RECORDS TO PROCESS >>
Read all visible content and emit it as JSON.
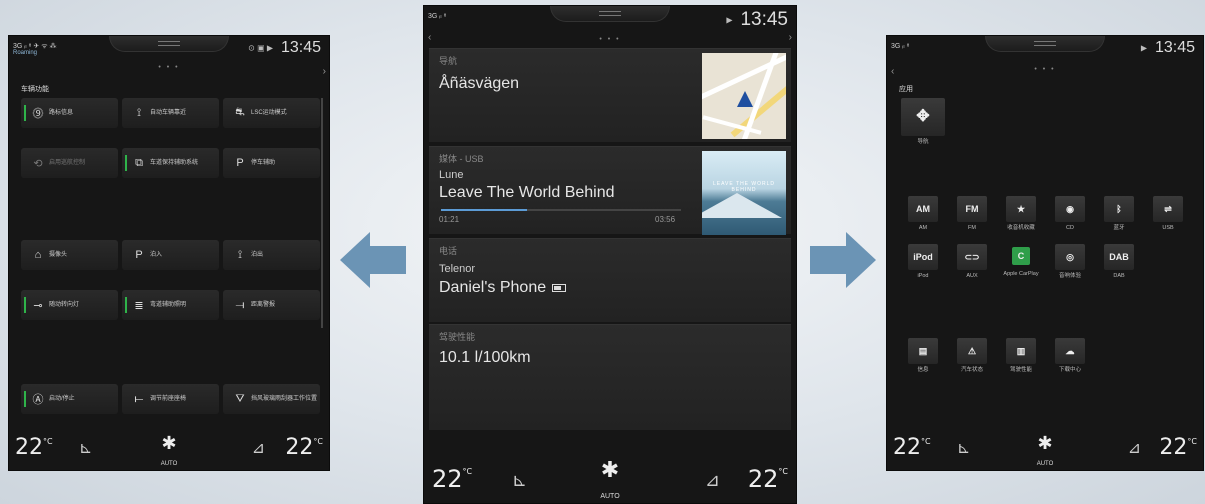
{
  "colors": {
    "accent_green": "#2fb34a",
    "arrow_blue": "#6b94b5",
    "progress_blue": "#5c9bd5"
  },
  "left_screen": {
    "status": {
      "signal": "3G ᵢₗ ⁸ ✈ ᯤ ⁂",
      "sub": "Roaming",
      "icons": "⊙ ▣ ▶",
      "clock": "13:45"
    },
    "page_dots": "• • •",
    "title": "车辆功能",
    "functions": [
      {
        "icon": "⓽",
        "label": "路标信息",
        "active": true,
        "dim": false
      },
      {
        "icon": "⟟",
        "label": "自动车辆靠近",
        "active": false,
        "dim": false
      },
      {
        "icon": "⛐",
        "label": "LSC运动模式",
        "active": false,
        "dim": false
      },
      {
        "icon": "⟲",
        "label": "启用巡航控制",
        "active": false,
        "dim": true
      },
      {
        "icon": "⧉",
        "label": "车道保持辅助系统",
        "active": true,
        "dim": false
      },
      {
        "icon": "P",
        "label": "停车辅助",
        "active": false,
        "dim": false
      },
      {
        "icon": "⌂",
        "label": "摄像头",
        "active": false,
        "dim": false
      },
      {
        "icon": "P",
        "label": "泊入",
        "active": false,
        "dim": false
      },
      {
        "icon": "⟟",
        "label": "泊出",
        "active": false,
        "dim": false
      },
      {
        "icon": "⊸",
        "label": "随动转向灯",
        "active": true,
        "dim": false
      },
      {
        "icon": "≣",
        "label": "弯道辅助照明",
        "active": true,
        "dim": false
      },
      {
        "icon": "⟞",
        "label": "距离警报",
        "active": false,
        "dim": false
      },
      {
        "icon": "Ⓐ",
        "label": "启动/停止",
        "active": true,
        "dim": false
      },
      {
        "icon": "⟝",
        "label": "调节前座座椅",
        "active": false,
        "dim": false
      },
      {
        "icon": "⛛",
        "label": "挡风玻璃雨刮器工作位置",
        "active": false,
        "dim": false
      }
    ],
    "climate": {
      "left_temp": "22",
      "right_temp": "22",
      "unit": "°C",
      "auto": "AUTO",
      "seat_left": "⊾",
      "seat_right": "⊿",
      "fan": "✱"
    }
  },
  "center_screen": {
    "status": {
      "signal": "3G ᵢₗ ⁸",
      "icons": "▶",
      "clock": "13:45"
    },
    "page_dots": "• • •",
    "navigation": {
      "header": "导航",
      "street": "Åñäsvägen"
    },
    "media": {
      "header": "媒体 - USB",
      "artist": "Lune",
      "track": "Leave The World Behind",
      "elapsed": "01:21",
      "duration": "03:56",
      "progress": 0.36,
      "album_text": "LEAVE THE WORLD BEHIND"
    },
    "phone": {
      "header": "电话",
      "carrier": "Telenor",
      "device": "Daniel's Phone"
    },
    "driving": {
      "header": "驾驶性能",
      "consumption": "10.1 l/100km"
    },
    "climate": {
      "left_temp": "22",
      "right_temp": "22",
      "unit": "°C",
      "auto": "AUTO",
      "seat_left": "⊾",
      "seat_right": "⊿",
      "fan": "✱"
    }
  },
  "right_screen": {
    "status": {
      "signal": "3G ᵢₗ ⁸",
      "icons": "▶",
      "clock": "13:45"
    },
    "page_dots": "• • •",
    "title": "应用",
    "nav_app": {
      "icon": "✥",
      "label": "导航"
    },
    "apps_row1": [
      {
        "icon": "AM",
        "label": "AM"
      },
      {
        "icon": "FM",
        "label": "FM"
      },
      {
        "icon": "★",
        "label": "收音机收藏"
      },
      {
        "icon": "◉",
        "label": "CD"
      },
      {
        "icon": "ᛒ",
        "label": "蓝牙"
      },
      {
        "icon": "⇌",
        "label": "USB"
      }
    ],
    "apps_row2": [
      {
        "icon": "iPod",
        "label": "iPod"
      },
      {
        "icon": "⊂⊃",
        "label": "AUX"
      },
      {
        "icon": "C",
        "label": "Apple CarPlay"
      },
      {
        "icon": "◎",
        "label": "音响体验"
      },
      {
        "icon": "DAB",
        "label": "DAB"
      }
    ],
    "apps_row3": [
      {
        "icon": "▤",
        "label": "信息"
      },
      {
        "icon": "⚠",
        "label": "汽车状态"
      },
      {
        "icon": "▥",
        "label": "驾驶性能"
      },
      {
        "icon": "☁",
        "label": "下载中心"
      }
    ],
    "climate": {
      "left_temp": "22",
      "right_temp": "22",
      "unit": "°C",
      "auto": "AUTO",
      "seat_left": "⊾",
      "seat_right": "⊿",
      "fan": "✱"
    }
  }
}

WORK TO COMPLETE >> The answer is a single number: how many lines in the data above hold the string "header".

WRITTEN RESPONSE >> 4